─── GIVEN DATA ───

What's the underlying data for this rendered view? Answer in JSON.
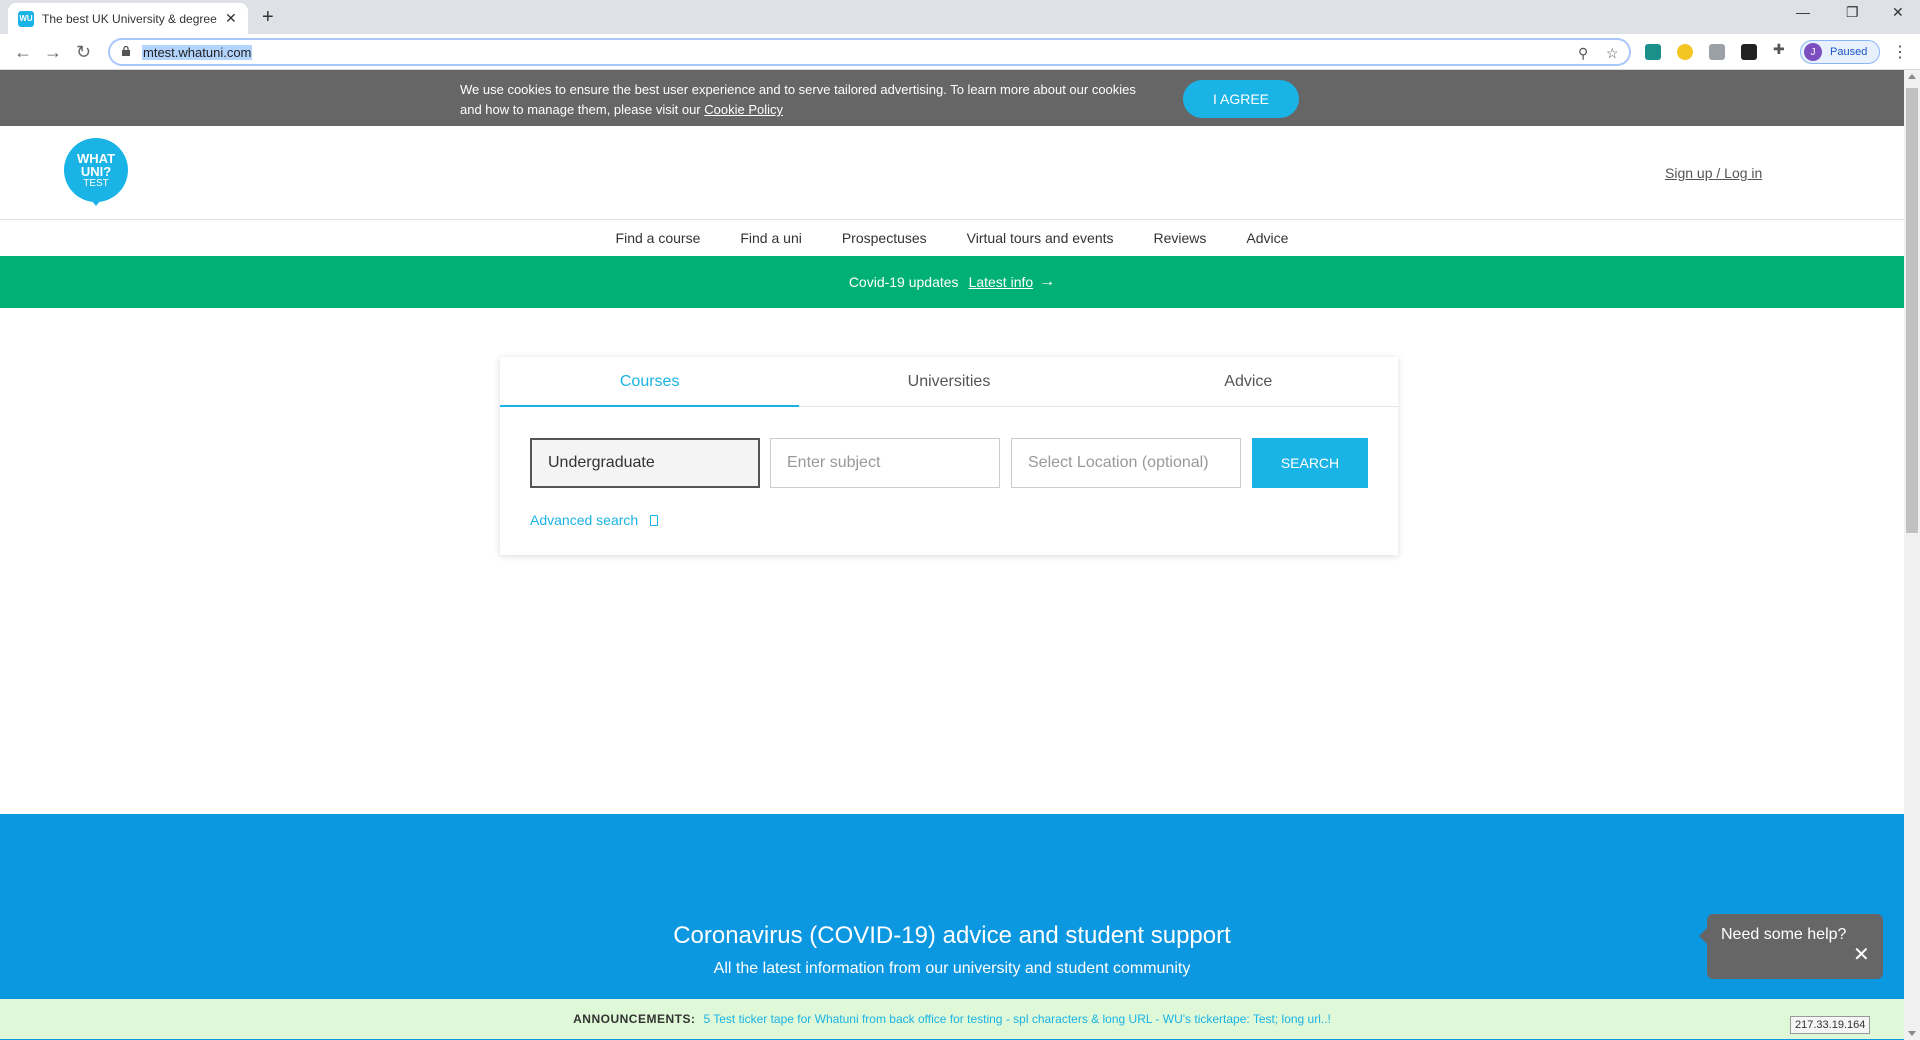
{
  "browser": {
    "tab_title": "The best UK University & degree",
    "tab_favicon": "WU",
    "url": "mtest.whatuni.com",
    "profile_initial": "J",
    "profile_status": "Paused"
  },
  "cookie_banner": {
    "text": "We use cookies to ensure the best user experience and to serve tailored advertising. To learn more about our cookies and how to manage them, please visit our",
    "link": "Cookie Policy",
    "agree_label": "I AGREE"
  },
  "header": {
    "logo_line1": "WHAT",
    "logo_line2": "UNI?",
    "logo_line3": "TEST",
    "signup_label": "Sign up / Log in"
  },
  "nav": {
    "items": [
      "Find a course",
      "Find a uni",
      "Prospectuses",
      "Virtual tours and events",
      "Reviews",
      "Advice"
    ]
  },
  "covid_bar": {
    "text": "Covid-19 updates",
    "link": "Latest info"
  },
  "search": {
    "tabs": [
      "Courses",
      "Universities",
      "Advice"
    ],
    "study_level": "Undergraduate",
    "subject_placeholder": "Enter subject",
    "location_placeholder": "Select Location (optional)",
    "search_label": "SEARCH",
    "advanced_label": "Advanced search"
  },
  "covid_section": {
    "title": "Coronavirus (COVID-19) advice and student support",
    "subtitle": "All the latest information from our university and student community"
  },
  "help_widget": {
    "text": "Need some help?"
  },
  "announcements": {
    "label": "ANNOUNCEMENTS:",
    "text": "5 Test ticker tape for Whatuni from back office for testing - spl characters & long URL - WU's tickertape: Test; long url..!"
  },
  "status": {
    "ip": "217.33.19.164"
  },
  "colors": {
    "brand_blue": "#1ab3e6",
    "covid_green": "#00b074",
    "section_blue": "#0c97e1",
    "cookie_gray": "#666666"
  }
}
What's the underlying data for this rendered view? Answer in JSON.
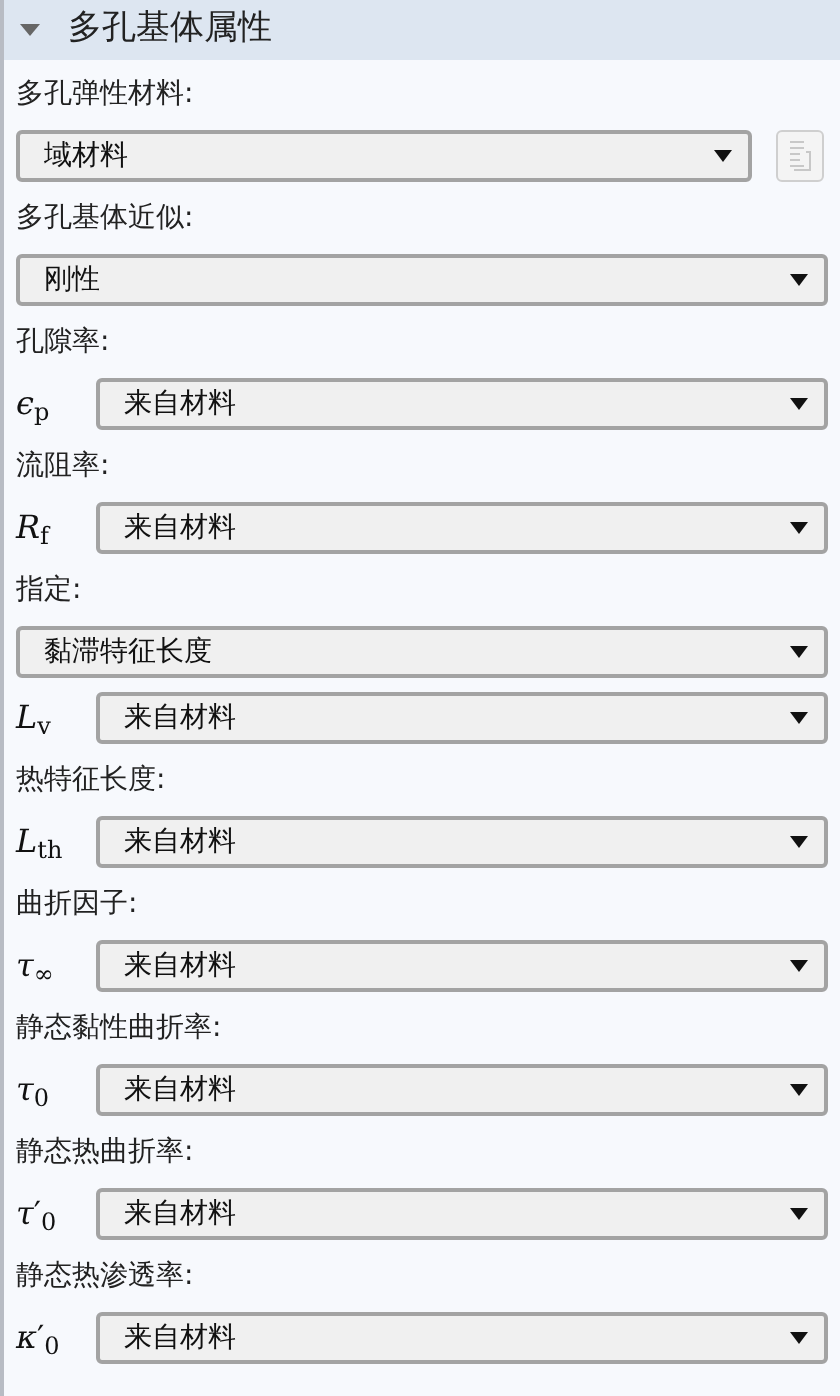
{
  "section": {
    "title": "多孔基体属性",
    "expanded": true
  },
  "rows": [
    {
      "kind": "label",
      "text": "多孔弹性材料:"
    },
    {
      "kind": "select",
      "value": "域材料",
      "side_button": {
        "disabled": true
      }
    },
    {
      "kind": "label",
      "text": "多孔基体近似:"
    },
    {
      "kind": "select",
      "value": "刚性"
    },
    {
      "kind": "label",
      "text": "孔隙率:"
    },
    {
      "kind": "select",
      "symbol": "*ϵ*$_{p}$",
      "value": "来自材料"
    },
    {
      "kind": "label",
      "text": "流阻率:"
    },
    {
      "kind": "select",
      "symbol": "*R*$_{f}$",
      "value": "来自材料"
    },
    {
      "kind": "label",
      "text": "指定:"
    },
    {
      "kind": "select",
      "value": "黏滞特征长度"
    },
    {
      "kind": "select",
      "symbol": "*L*$_{v}$",
      "value": "来自材料"
    },
    {
      "kind": "label",
      "text": "热特征长度:"
    },
    {
      "kind": "select",
      "symbol": "*L*$_{th}$",
      "value": "来自材料"
    },
    {
      "kind": "label",
      "text": "曲折因子:"
    },
    {
      "kind": "select",
      "symbol": "*τ*$_{∞}$",
      "value": "来自材料"
    },
    {
      "kind": "label",
      "text": "静态黏性曲折率:"
    },
    {
      "kind": "select",
      "symbol": "*τ*$_{0}$",
      "value": "来自材料"
    },
    {
      "kind": "label",
      "text": "静态热曲折率:"
    },
    {
      "kind": "select",
      "symbol": "*τ*′$_{0}$",
      "value": "来自材料"
    },
    {
      "kind": "label",
      "text": "静态热渗透率:"
    },
    {
      "kind": "select",
      "symbol": "*κ*′$_{0}$",
      "value": "来自材料"
    }
  ]
}
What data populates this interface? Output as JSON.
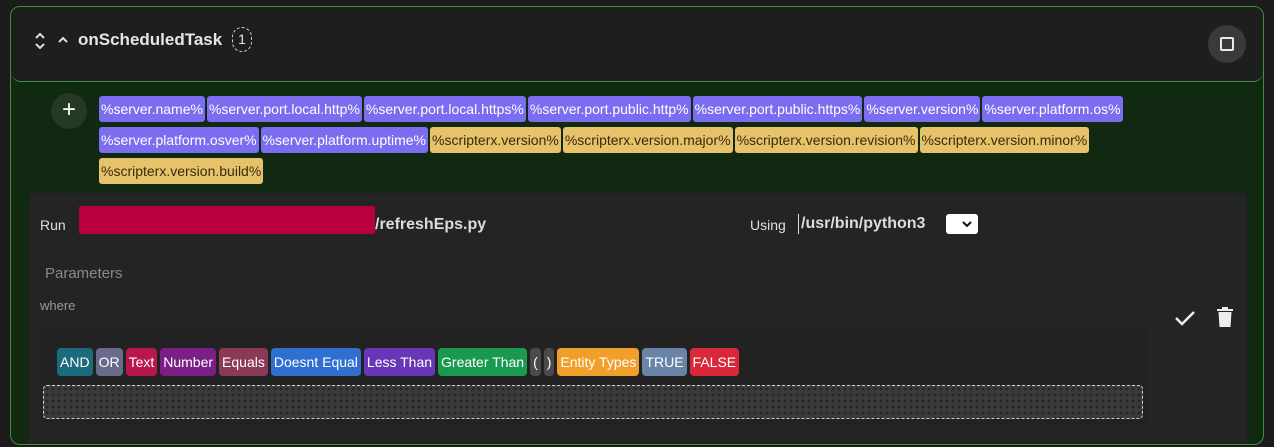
{
  "header": {
    "title": "onScheduledTask",
    "count": "1",
    "icons": {
      "sort": "sort-icon",
      "collapse": "chevron-up-icon",
      "square": "square-icon"
    }
  },
  "add_button_label": "+",
  "variables": [
    {
      "label": "%server.name%",
      "group": "server"
    },
    {
      "label": "%server.port.local.http%",
      "group": "server"
    },
    {
      "label": "%server.port.local.https%",
      "group": "server"
    },
    {
      "label": "%server.port.public.http%",
      "group": "server"
    },
    {
      "label": "%server.port.public.https%",
      "group": "server"
    },
    {
      "label": "%server.version%",
      "group": "server"
    },
    {
      "label": "%server.platform.os%",
      "group": "server"
    },
    {
      "label": "%server.platform.osver%",
      "group": "server"
    },
    {
      "label": "%server.platform.uptime%",
      "group": "server"
    },
    {
      "label": "%scripterx.version%",
      "group": "scriptx"
    },
    {
      "label": "%scripterx.version.major%",
      "group": "scriptx"
    },
    {
      "label": "%scripterx.version.revision%",
      "group": "scriptx"
    },
    {
      "label": "%scripterx.version.minor%",
      "group": "scriptx"
    },
    {
      "label": "%scripterx.version.build%",
      "group": "scriptx"
    }
  ],
  "run": {
    "label": "Run",
    "script_suffix": "/refreshEps.py",
    "using_label": "Using",
    "interpreter": "/usr/bin/python3",
    "parameters_placeholder": "Parameters",
    "where_label": "where"
  },
  "tokens": [
    {
      "label": "AND",
      "color": "#1a6b7c"
    },
    {
      "label": "OR",
      "color": "#6a6a8a"
    },
    {
      "label": "Text",
      "color": "#b8174d"
    },
    {
      "label": "Number",
      "color": "#7a1f86"
    },
    {
      "label": "Equals",
      "color": "#8a3a56"
    },
    {
      "label": "Doesnt Equal",
      "color": "#2f6fd0"
    },
    {
      "label": "Less Than",
      "color": "#6a36b8"
    },
    {
      "label": "Greater Than",
      "color": "#1a9a50"
    },
    {
      "label": "(",
      "color": "#4a4a4a"
    },
    {
      "label": ")",
      "color": "#4a4a4a"
    },
    {
      "label": "Entity Types",
      "color": "#f0a02a"
    },
    {
      "label": "TRUE",
      "color": "#6a84a8"
    },
    {
      "label": "FALSE",
      "color": "#d8283a"
    }
  ],
  "colors": {
    "accent_green": "#3f8f3f",
    "server_var": "#7b6cf0",
    "scripterx_var": "#e6c26a",
    "redaction": "#b7003d"
  }
}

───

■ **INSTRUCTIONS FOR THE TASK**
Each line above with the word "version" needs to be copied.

■ **ANSWER FOR THE TASK**
      "label": "%server.version%",
      "label": "%scripterx.version%",
      "label": "%scripterx.version.major%",
      "label": "%scripterx.version.revision%",
      "label": "%scripterx.version.minor%",
      "label": "%scripterx.version.build%",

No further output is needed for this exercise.